▸ Problem
If a line in the entries includes "title", show that line.

[Entries from a dataset of interfaces]
__________
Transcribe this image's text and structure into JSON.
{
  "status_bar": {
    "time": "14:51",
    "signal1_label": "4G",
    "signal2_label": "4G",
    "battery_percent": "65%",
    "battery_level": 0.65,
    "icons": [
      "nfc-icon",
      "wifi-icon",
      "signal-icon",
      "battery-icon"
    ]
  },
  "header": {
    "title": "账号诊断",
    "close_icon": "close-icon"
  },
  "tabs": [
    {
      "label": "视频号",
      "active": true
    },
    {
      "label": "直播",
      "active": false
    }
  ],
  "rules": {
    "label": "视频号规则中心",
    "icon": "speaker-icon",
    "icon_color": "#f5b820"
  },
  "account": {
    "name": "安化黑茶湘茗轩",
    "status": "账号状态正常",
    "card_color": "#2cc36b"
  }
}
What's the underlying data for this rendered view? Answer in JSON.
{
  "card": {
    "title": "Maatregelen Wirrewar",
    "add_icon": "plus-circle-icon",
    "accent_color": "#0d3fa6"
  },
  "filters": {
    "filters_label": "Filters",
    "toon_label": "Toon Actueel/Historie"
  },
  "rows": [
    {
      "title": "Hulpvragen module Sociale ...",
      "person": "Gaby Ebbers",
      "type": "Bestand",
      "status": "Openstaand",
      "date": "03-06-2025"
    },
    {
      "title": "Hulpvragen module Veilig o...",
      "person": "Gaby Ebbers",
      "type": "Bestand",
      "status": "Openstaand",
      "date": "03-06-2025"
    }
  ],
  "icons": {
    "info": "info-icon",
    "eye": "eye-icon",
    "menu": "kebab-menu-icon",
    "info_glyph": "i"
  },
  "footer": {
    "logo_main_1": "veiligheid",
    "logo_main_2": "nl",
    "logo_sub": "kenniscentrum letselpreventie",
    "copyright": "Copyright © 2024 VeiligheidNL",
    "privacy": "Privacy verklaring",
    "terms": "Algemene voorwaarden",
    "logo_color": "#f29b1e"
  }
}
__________
▸ Exercise output
    "title": "账号诊断",
    "title": "Maatregelen Wirrewar",
      "title": "Hulpvragen module Sociale ...",
      "title": "Hulpvragen module Veilig o...",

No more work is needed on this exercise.